◆ **EXERCISE AIM**:
Wherever the word "items" appears in the entries, copy the whole line.

◆ **Website and app data records**:
################

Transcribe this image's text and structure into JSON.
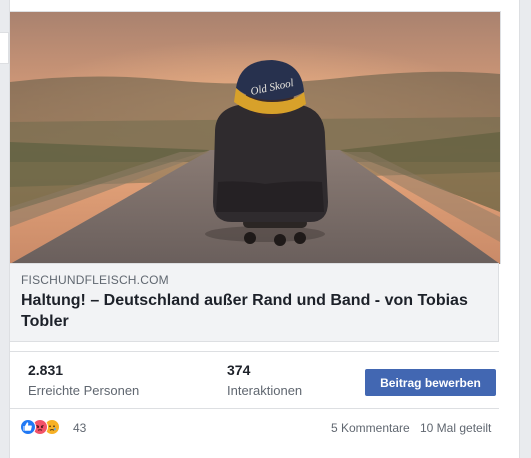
{
  "post": {
    "link": {
      "domain": "FISCHUNDFLEISCH.COM",
      "title": "Haltung! – Deutschland außer Rand und Band - von Tobias Tobler"
    },
    "stats": [
      {
        "value": "2.831",
        "label": "Erreichte Personen"
      },
      {
        "value": "374",
        "label": "Interaktionen"
      }
    ],
    "promote_button": "Beitrag bewerben",
    "reactions": {
      "icons": [
        "like-icon",
        "angry-icon",
        "sad-icon"
      ],
      "count": "43"
    },
    "comments": "5 Kommentare",
    "shares": "10 Mal geteilt"
  },
  "colors": {
    "accent": "#4267b2",
    "like": "#2078f4",
    "angry": "#f25268",
    "sad": "#f7b125"
  }
}
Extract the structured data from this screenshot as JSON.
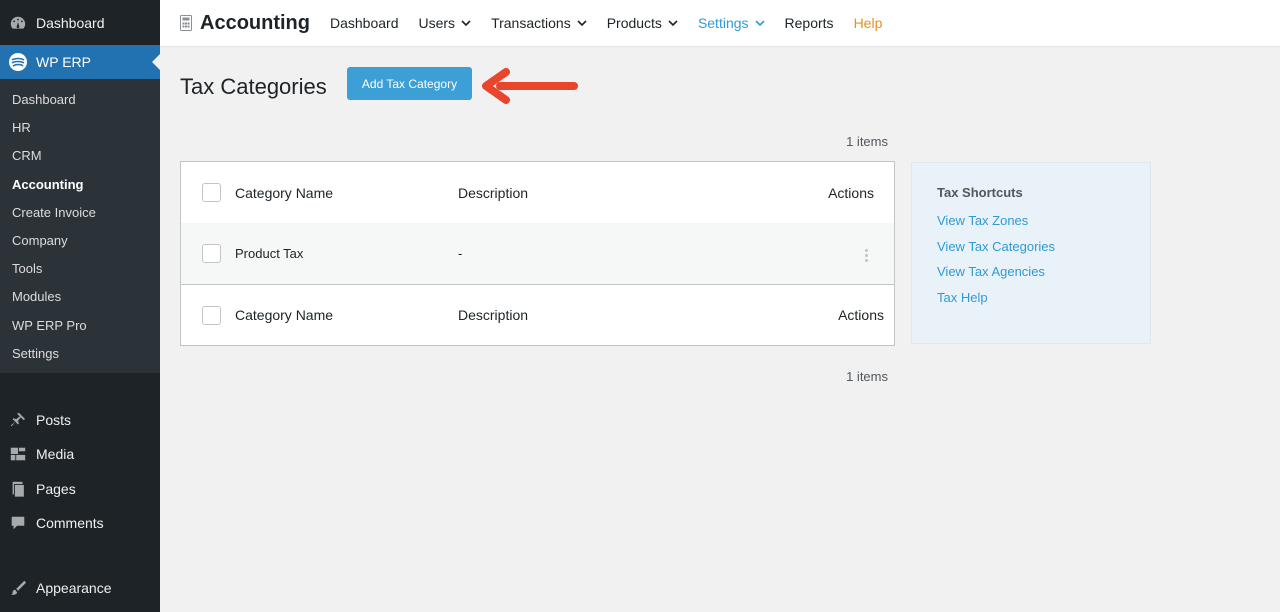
{
  "sidebar": {
    "top_item": "Dashboard",
    "active_menu": "WP ERP",
    "submenu": [
      "Dashboard",
      "HR",
      "CRM",
      "Accounting",
      "Create Invoice",
      "Company",
      "Tools",
      "Modules",
      "WP ERP Pro",
      "Settings"
    ],
    "current_submenu": "Accounting",
    "items": [
      "Posts",
      "Media",
      "Pages",
      "Comments",
      "Appearance"
    ]
  },
  "topbar": {
    "title": "Accounting",
    "nav": [
      "Dashboard",
      "Users",
      "Transactions",
      "Products",
      "Settings",
      "Reports",
      "Help"
    ]
  },
  "main": {
    "page_title": "Tax Categories",
    "add_button": "Add Tax Category",
    "items_top": "1 items",
    "items_bottom": "1 items",
    "columns": [
      "Category Name",
      "Description",
      "Actions"
    ],
    "rows": [
      {
        "name": "Product Tax",
        "description": "-"
      }
    ]
  },
  "shortcuts": {
    "title": "Tax Shortcuts",
    "links": [
      "View Tax Zones",
      "View Tax Categories",
      "View Tax Agencies",
      "Tax Help"
    ]
  },
  "colors": {
    "sidebar_bg": "#1d2327",
    "active_menu": "#2271b1",
    "button": "#3c9fd6",
    "link": "#2e9bd6",
    "help": "#e6901f",
    "arrow": "#e8452c"
  }
}
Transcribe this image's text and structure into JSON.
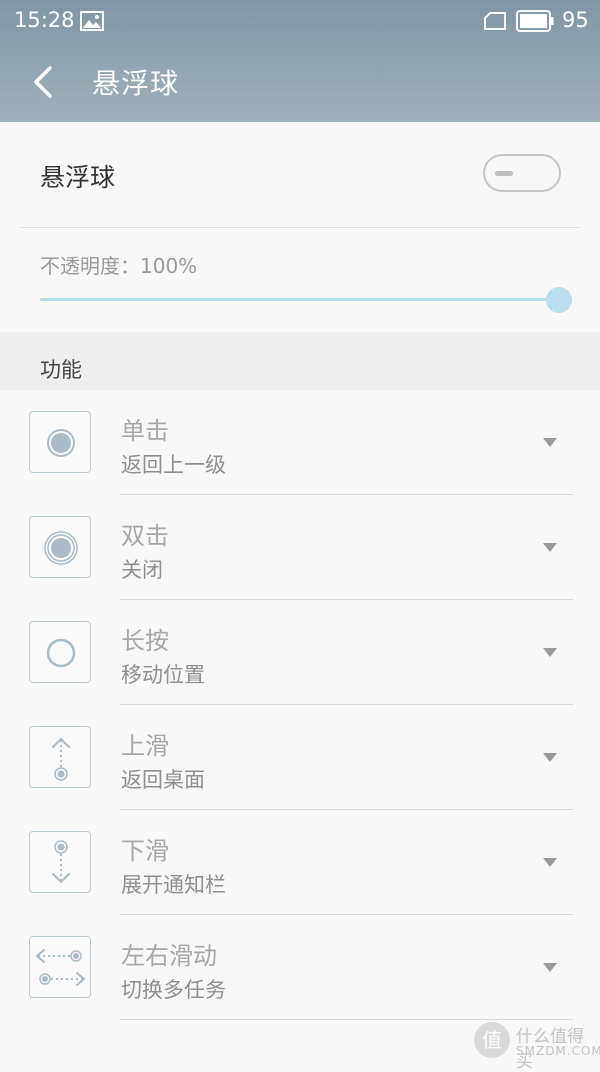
{
  "status_bar": {
    "time": "15:28",
    "battery_level": "95"
  },
  "app_bar": {
    "title": "悬浮球"
  },
  "toggle_row": {
    "label": "悬浮球"
  },
  "opacity": {
    "label": "不透明度：100%",
    "value_percent": 100
  },
  "section": {
    "label": "功能"
  },
  "items": [
    {
      "title": "单击",
      "subtitle": "返回上一级",
      "icon": "single-tap-icon"
    },
    {
      "title": "双击",
      "subtitle": "关闭",
      "icon": "double-tap-icon"
    },
    {
      "title": "长按",
      "subtitle": "移动位置",
      "icon": "long-press-icon"
    },
    {
      "title": "上滑",
      "subtitle": "返回桌面",
      "icon": "swipe-up-icon"
    },
    {
      "title": "下滑",
      "subtitle": "展开通知栏",
      "icon": "swipe-down-icon"
    },
    {
      "title": "左右滑动",
      "subtitle": "切换多任务",
      "icon": "swipe-left-right-icon"
    }
  ],
  "watermark": {
    "text": "什么值得买",
    "url": "SMZDM.COM",
    "logo_char": "值"
  },
  "colors": {
    "header": "#8aa0ae",
    "accent": "#b8def0",
    "icon_stroke": "#a9bcc7"
  }
}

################

◆ **FINISHED EXERCISE**:
    "items": [
    "items_top": "1 items",
    "items_bottom": "1 items",
  "items": [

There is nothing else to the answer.